→ **Task statement**
Check each line of the material, and show the ones that include the word "screenshot".

→ **Data for this exercise**
+++++

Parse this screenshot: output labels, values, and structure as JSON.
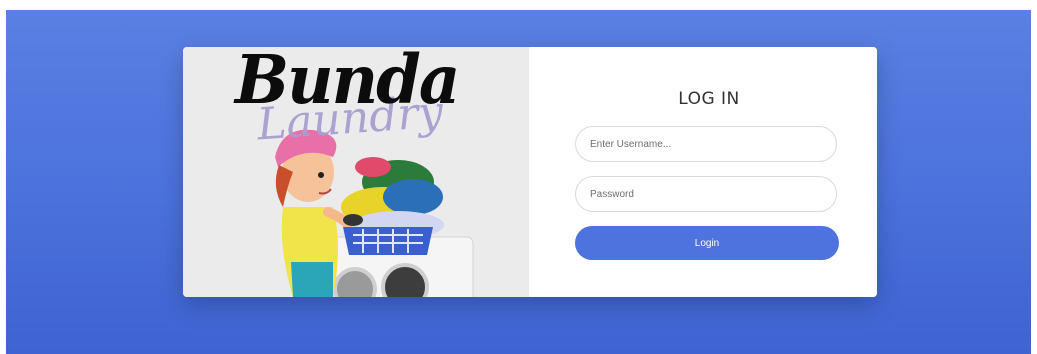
{
  "brand": {
    "logo_main": "Bunda",
    "logo_sub": "Laundry"
  },
  "login": {
    "title": "LOG IN",
    "username_placeholder": "Enter Username...",
    "password_placeholder": "Password",
    "button_label": "Login"
  },
  "colors": {
    "background_gradient_top": "#5a80e3",
    "background_gradient_bottom": "#3f63d2",
    "button": "#4f73de",
    "logo_sub": "#a99fcf"
  }
}
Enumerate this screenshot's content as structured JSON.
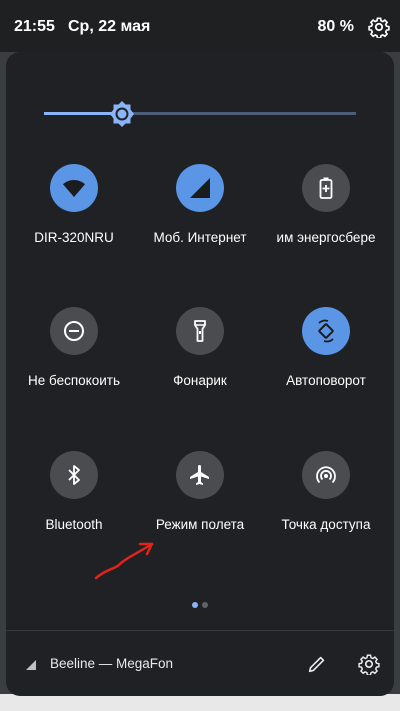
{
  "status_bar": {
    "time": "21:55",
    "date": "Ср, 22 мая",
    "battery": "80 %"
  },
  "brightness": {
    "level": 0.25
  },
  "colors": {
    "accent": "#5b95e6",
    "inactive": "#4a4c4f",
    "panel": "#202124",
    "annotation": "#e0241b"
  },
  "tiles": [
    {
      "label": "DIR-320NRU",
      "icon": "wifi-icon",
      "active": true
    },
    {
      "label": "Моб. Интернет",
      "icon": "mobile-data-icon",
      "active": true
    },
    {
      "label": "им энергосбере",
      "icon": "battery-saver-icon",
      "active": false
    },
    {
      "label": "Не беспокоить",
      "icon": "do-not-disturb-icon",
      "active": false
    },
    {
      "label": "Фонарик",
      "icon": "flashlight-icon",
      "active": false
    },
    {
      "label": "Автоповорот",
      "icon": "auto-rotate-icon",
      "active": true
    },
    {
      "label": "Bluetooth",
      "icon": "bluetooth-icon",
      "active": false
    },
    {
      "label": "Режим полета",
      "icon": "airplane-icon",
      "active": false
    },
    {
      "label": "Точка доступа",
      "icon": "hotspot-icon",
      "active": false
    }
  ],
  "pager": {
    "pages": 2,
    "current": 1
  },
  "footer": {
    "carrier": "Beeline — MegaFon"
  }
}
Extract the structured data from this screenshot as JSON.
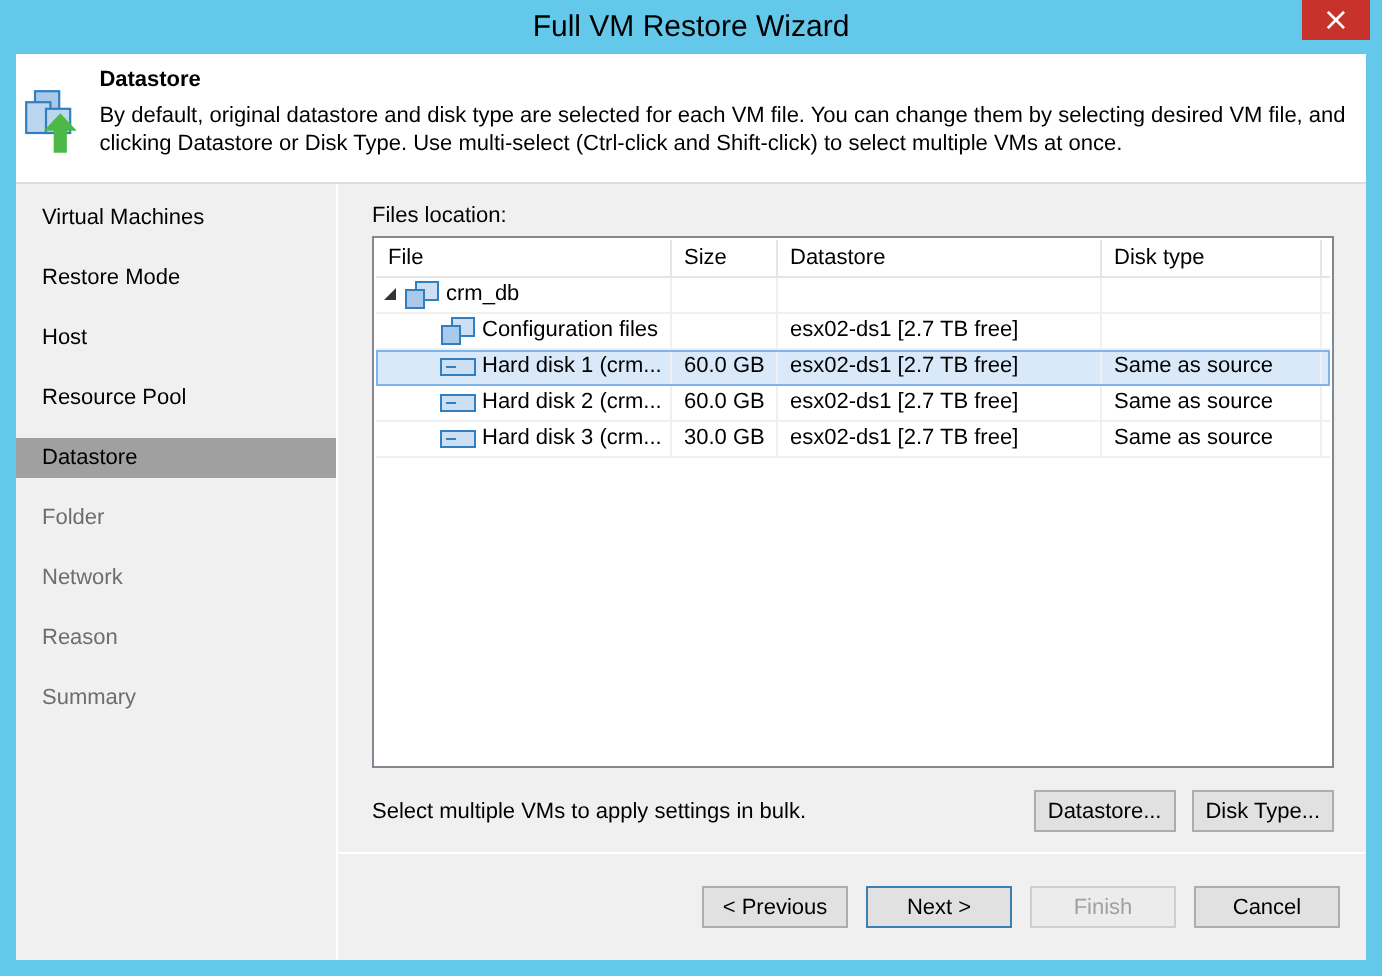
{
  "window": {
    "title": "Full VM Restore Wizard",
    "close": "×"
  },
  "header": {
    "title": "Datastore",
    "description": "By default, original datastore and disk type are selected for each VM file. You can change them by selecting desired VM file, and clicking Datastore or Disk Type. Use multi-select (Ctrl-click and Shift-click) to select multiple VMs at once."
  },
  "sidebar": {
    "items": [
      {
        "label": "Virtual Machines",
        "selected": false,
        "disabled": false
      },
      {
        "label": "Restore Mode",
        "selected": false,
        "disabled": false
      },
      {
        "label": "Host",
        "selected": false,
        "disabled": false
      },
      {
        "label": "Resource Pool",
        "selected": false,
        "disabled": false
      },
      {
        "label": "Datastore",
        "selected": true,
        "disabled": false
      },
      {
        "label": "Folder",
        "selected": false,
        "disabled": true
      },
      {
        "label": "Network",
        "selected": false,
        "disabled": true
      },
      {
        "label": "Reason",
        "selected": false,
        "disabled": true
      },
      {
        "label": "Summary",
        "selected": false,
        "disabled": true
      }
    ]
  },
  "files_location": {
    "label": "Files location:",
    "table": {
      "columns": [
        "File",
        "Size",
        "Datastore",
        "Disk type"
      ],
      "rows": [
        {
          "kind": "vm",
          "file": "crm_db",
          "expanded": true,
          "selected": false,
          "children": [
            {
              "kind": "config",
              "file": "Configuration files",
              "datastore": "esx02-ds1 [2.7 TB free]",
              "selected": false
            },
            {
              "kind": "disk",
              "file": "Hard disk 1 (crm...",
              "size": "60.0 GB",
              "datastore": "esx02-ds1 [2.7 TB free]",
              "disk_type": "Same as source",
              "selected": true
            },
            {
              "kind": "disk",
              "file": "Hard disk 2 (crm...",
              "size": "60.0 GB",
              "datastore": "esx02-ds1 [2.7 TB free]",
              "disk_type": "Same as source",
              "selected": false
            },
            {
              "kind": "disk",
              "file": "Hard disk 3 (crm...",
              "size": "30.0 GB",
              "datastore": "esx02-ds1 [2.7 TB free]",
              "disk_type": "Same as source",
              "selected": false
            }
          ]
        }
      ]
    }
  },
  "bulk_hint": "Select multiple VMs to apply settings in bulk.",
  "bulk_buttons": [
    {
      "label": "Datastore...",
      "disabled": false
    },
    {
      "label": "Disk Type...",
      "disabled": false
    }
  ],
  "footer_buttons": [
    {
      "label": "< Previous",
      "disabled": false,
      "default": false
    },
    {
      "label": "Next >",
      "disabled": false,
      "default": true
    },
    {
      "label": "Finish",
      "disabled": true,
      "default": false
    },
    {
      "label": "Cancel",
      "disabled": false,
      "default": false
    }
  ]
}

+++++

→ **Problem solution**
Parse this screenshot: output labels, values, and structure as JSON.
Enumerate this screenshot's content as structured JSON.
Extract the structured data from this screenshot as JSON.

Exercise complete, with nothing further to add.